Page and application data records
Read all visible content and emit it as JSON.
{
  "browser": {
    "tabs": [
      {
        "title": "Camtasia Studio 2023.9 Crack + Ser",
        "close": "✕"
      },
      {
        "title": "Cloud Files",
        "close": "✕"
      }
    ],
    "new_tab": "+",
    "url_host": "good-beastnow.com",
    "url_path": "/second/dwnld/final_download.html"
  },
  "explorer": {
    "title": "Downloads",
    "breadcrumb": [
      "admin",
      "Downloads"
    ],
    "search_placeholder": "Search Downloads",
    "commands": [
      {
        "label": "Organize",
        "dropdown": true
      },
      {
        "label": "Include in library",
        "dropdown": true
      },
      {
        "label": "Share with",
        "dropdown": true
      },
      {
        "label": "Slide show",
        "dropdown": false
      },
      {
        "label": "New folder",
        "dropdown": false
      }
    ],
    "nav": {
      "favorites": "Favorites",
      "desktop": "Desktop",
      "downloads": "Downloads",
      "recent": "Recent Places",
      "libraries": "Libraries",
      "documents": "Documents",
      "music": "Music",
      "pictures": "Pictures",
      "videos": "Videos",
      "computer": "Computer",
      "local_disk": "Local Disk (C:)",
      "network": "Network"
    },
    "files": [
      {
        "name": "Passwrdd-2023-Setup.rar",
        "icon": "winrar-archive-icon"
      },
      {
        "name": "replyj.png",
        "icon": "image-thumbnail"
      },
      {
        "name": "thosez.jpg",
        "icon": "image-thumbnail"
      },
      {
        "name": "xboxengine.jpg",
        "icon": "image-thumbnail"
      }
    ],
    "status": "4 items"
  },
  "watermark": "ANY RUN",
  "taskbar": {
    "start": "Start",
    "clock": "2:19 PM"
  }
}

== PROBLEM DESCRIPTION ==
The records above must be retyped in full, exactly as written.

== RESPONSE ==
Read all visible content and emit it as JSON.
{
  "browser": {
    "tabs": [
      {
        "title": "Camtasia Studio 2023.9 Crack + Ser",
        "close": "✕"
      },
      {
        "title": "Cloud Files",
        "close": "✕"
      }
    ],
    "new_tab": "+",
    "url_host": "good-beastnow.com",
    "url_path": "/second/dwnld/final_download.html"
  },
  "explorer": {
    "title": "Downloads",
    "breadcrumb": [
      "admin",
      "Downloads"
    ],
    "search_placeholder": "Search Downloads",
    "commands": [
      {
        "label": "Organize",
        "dropdown": true
      },
      {
        "label": "Include in library",
        "dropdown": true
      },
      {
        "label": "Share with",
        "dropdown": true
      },
      {
        "label": "Slide show",
        "dropdown": false
      },
      {
        "label": "New folder",
        "dropdown": false
      }
    ],
    "nav": {
      "favorites": "Favorites",
      "desktop": "Desktop",
      "downloads": "Downloads",
      "recent": "Recent Places",
      "libraries": "Libraries",
      "documents": "Documents",
      "music": "Music",
      "pictures": "Pictures",
      "videos": "Videos",
      "computer": "Computer",
      "local_disk": "Local Disk (C:)",
      "network": "Network"
    },
    "files": [
      {
        "name": "Passwrdd-2023-Setup.rar",
        "icon": "winrar-archive-icon"
      },
      {
        "name": "replyj.png",
        "icon": "image-thumbnail"
      },
      {
        "name": "thosez.jpg",
        "icon": "image-thumbnail"
      },
      {
        "name": "xboxengine.jpg",
        "icon": "image-thumbnail"
      }
    ],
    "status": "4 items"
  },
  "watermark": "ANY RUN",
  "taskbar": {
    "start": "Start",
    "clock": "2:19 PM"
  }
}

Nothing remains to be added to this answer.